The Edmonton Izod IndyCar Series race is a no-go after Octane Motorsports -- who had taken over promotion of the 2011 event -- and the city of Edmonton couldn't come to an agreement.
An expensive disagreement over the site of the race looks to be the culprit. Since Champ Car first began running at the downtown airport course in 2005, the race had been staged on Runway 12-30 but city officials wanted to move next year’s race to Runways 16-34 to keep the airport open.
That would have cost Octane an estimated $3 million and it proved to be the deal breaker.
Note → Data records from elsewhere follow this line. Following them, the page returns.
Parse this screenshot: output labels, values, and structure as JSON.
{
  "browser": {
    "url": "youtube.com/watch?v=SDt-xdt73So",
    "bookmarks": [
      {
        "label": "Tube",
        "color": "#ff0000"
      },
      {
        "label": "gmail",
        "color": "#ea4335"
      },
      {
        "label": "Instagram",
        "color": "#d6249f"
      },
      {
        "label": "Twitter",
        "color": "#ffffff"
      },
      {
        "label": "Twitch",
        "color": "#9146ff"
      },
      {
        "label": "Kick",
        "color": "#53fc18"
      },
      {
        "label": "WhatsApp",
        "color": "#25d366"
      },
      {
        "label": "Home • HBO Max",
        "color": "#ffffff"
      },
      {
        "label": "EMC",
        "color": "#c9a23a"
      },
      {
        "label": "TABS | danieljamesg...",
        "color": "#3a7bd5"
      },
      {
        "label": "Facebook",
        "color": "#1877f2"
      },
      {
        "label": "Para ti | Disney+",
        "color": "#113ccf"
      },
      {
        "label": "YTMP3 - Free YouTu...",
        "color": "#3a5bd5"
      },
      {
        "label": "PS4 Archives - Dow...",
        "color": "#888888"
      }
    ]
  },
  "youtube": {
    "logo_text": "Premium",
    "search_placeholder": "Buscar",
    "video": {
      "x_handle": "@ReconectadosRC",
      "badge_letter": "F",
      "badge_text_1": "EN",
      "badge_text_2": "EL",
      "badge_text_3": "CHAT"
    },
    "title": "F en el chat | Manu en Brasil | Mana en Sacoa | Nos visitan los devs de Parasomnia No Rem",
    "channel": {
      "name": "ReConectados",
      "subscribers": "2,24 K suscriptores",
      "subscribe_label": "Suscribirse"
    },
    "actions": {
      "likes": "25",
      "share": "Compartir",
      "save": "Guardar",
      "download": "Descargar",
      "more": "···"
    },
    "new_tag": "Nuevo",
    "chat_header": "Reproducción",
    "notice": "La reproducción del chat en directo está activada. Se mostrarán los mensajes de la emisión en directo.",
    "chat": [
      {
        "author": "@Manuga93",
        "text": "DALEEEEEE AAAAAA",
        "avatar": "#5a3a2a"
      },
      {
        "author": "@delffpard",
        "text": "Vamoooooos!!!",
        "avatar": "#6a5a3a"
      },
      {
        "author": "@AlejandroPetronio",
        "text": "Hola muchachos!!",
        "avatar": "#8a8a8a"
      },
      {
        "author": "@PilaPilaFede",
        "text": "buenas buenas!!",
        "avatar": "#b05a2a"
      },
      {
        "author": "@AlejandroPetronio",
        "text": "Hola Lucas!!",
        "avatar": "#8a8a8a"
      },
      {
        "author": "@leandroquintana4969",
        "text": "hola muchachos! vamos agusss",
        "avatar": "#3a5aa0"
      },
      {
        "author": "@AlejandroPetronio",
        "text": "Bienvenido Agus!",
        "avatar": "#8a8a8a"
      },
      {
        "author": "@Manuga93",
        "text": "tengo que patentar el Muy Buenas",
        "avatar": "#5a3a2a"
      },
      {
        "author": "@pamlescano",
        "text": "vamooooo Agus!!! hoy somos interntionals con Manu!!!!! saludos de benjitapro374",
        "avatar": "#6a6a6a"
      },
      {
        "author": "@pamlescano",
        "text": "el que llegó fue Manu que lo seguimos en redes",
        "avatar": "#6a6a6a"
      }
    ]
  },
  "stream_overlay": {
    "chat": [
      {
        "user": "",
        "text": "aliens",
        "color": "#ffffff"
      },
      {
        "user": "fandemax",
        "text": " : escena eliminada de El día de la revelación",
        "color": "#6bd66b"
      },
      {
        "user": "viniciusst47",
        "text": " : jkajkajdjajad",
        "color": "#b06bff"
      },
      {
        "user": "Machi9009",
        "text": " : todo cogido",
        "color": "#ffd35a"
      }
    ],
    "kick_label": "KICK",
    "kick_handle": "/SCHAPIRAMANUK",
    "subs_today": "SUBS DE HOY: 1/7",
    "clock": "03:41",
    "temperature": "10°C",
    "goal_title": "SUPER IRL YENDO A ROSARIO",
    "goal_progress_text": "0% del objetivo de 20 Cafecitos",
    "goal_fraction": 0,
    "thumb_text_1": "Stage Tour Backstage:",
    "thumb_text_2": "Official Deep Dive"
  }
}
“We are extremely sad to confirm that our group will not be able to offer Western Canada fans an Indy racing event in Edmonton for 2011,” said a statement from Octane’s Francois Dumontier. “Until the last minute we hoped the city would agree with our legitimate request to provide us a site equivalent to the one the previous promoters have worked with and this, without having our group invest in ground works.
Let's be honest here, watching that race on the airport was tedious. The layout didn't seem as viewer-friendly as the Cleveland Airport layout was for the Champ Car Series, and the only memorable moment that Edmont has provided the series was last year's freakout by Helio Castroneves (OK, yeah, that was a pretty good one)
But most importantly, the drop of the race leaves a huge summer gap from July 10 to August 7 on the IndyCar Series schedule, and isn't the only race that's seeing financial trouble. The Baltimore Stadium Authority is going to have to pay for the parking lots at Camden Yards to become the pits for the inaugural Baltimore street race over Labor Day weekend after funding from organizers didn't come through.
Plus, there are no ISC tracks on the 2011 schedule.
Simply put, this isn't a good sign for the IndyCar Series. Despite big crowds over the first couple years, the city of Edmonton lost $9 million in 2008 and 2009, and if Baltimore is already having funding problems, who knows who else's books aren't in the black for IndyCar events.